A thoroughly-precedented 38 comments

It’s interesting what sort of posts get commented on at LL. One of the more popular posts of late (and one which continues to get comments an amazingly long 2 days after the initial post is the one mentioned last time, on what may or may not end up being called “funky a” as in, say the title of this post, or earlier in this sentence.

I think the study of the sentences involved illustrates the importance of considering syntactic and semantic features of a construction separately. There are several facts involved, like the strangeness of a plural nominal with a singular determiner, and the fact that adding a non-determinative number expression to nouns then requires the addition of an adjective, and potentially following that a particular determiner. On the meaning side there’s the fact that the adjective seems to modify the amount of the item, not just the amount or just the item on its own. Depending on your view of syntactic and semantic dependences (either syn-syn, sem-sem, or syn-sem relations), each of these facts might lead you to a particular analysis (maybe semantic dependency is always parallel to syntactic dependency, or syntactic selection is always local, etc).

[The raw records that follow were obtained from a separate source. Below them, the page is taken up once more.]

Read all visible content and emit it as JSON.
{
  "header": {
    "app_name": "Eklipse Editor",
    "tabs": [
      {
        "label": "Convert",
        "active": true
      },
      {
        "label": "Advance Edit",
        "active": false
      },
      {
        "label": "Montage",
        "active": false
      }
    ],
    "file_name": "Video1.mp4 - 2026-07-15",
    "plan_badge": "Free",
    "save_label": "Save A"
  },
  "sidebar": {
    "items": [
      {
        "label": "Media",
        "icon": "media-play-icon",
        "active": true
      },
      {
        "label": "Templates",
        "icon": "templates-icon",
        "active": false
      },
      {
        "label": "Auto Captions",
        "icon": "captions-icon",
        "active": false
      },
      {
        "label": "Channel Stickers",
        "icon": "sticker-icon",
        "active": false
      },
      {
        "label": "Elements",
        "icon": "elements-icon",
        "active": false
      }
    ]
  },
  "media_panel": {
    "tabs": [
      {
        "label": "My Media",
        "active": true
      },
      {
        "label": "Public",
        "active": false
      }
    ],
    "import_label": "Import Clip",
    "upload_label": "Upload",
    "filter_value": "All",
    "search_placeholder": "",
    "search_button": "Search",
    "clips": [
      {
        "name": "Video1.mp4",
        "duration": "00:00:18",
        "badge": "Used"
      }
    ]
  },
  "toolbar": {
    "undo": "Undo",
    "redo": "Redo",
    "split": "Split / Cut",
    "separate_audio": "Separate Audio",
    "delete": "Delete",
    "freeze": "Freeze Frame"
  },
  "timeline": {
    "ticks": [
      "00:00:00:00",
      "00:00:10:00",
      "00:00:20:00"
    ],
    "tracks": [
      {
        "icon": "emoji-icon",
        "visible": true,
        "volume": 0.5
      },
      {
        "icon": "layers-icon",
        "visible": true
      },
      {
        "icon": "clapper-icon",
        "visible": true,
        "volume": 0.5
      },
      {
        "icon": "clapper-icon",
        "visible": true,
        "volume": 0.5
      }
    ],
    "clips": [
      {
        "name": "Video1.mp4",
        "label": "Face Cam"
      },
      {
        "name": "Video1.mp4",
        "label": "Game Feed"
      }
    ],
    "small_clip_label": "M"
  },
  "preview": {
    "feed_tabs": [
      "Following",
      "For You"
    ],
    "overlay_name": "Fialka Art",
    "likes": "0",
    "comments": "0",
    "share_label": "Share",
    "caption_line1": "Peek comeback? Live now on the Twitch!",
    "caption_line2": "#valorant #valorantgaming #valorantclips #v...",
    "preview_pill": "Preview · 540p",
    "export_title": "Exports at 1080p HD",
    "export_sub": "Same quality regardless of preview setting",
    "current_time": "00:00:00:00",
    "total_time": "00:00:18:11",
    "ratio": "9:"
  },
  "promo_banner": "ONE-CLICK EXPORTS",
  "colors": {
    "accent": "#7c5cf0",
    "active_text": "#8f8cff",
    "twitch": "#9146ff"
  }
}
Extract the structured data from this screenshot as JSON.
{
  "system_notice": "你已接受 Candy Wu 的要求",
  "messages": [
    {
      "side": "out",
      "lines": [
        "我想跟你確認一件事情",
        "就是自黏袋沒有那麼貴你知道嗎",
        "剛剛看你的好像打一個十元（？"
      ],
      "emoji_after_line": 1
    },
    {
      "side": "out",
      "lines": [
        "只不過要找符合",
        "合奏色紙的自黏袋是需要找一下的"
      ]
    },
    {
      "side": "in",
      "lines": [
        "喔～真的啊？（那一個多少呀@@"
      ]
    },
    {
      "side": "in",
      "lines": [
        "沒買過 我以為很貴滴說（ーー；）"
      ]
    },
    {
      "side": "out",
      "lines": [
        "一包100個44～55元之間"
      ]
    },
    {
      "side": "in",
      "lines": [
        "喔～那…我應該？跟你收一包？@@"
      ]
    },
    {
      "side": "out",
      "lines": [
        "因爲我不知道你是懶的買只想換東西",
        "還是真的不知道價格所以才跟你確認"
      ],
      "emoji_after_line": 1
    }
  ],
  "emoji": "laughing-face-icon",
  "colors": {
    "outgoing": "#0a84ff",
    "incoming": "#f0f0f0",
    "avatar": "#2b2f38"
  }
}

Here’s another addition to the facts. As threatened last time, I did a search of the BNC for “a/an [adjective] [number] [noun]” (with some allowing for non-adjacency, say if the adjective takes local complements or has adverbial modification). Here’s what I found regarding possible adjectives (each list in order of decreasing frequency of participation in the pattern; I stopped looking after the frequency dropped below 7 or so, but scanning the list, it doesn’t look like there are huge categories that I’ve missed):

Mere/Massive-class: mere, good, full, massive, steady, level, small, whole, standard, paltry, meagre, healthy, normal, large, bare, generous, low, scant, nominal

Additional-class: additional, extra, initial, final, closing, further

History/estimation/-ed: estimated, unbeaten, typical, standard, normal, unprecedented, likely, recent, reported, proposed?

Modification of the head: clear, quick, free, bad, difficult, nice, busy, winning, long, hectic, gruelling

Color commentary: staggering, comfortable, astonishing, incredible, modest, remarkable, amazing, superb, fine, typical, respectible, excellent, splendid, disappointing, sensational, magnificent, solid, outstanding, whopping

Total-class?: possible, potential, maximum, minimum, overall, total, net

I’m not wedded (wed?) to the categories, but it seems like each one is slightly different. I’d guess that some might be merged. The “modification of the head” category has basically all units of time or distance as the head noun (a bad few years, a hectic five laps), and as such, I think the adjective is applicable to each unit of time/distance as well as the whole amount: so in a grueling five years, not only are the years grueling as a whole, but also as individual years. This is not the case for the other classes, except maybe the Additional class (in an additional three points each point is also additional)

More on counting people

Just over a year ago I wrote about Anderson Cooper’s description of America’s growing population. Seems it’s about time for me to do sort of the same thing, only with an ad I saw while over in Chicago for the annual meeting of my professional organization. On one of the L trains there was an advertisement for a new book, The Chicago “L”. The ad read something like,

Make a connection to the over 10 billion riders of the Chicago “L”

That was surprising. I thought the current population of the earth was around 6 billion! Anyway, it’s quite clear what is meant, namely that over 10 billion rides have been taken since the opening of the L in 1892, no doubt many involving repeat customers. Fair enough – but do different rides by the same individual require making a new connection with them for each new ride? Sure, some days the trip is special, but whatever connection this book lets me create with, say, Janice Smith going to work on June 3rd, 1985, will probably also work for her going to work on June 4th. Just a guess, of course.

Similarly strange is what is apparently on the blurb (from Amazon):

More than 10 billion people have ridden the “L,” which now carries half a million people a day over 222 miles of track.

Now, I’d like to claim that more than one thousand people read this blog, but somehow I think I would get called on it…

One interesting thing that came out of this was a little research I did into estimations not of the world’s current population, but of the sum total of humans who’ve ever lived. One estimate puts it at just over 100 billion. More than I would have guessed. And according to the same source, about 11 billion people were alive between 1900 and 2002. So hey, theoretically (maybe?) it’s possible that 10 billion individuals have ridden on the L.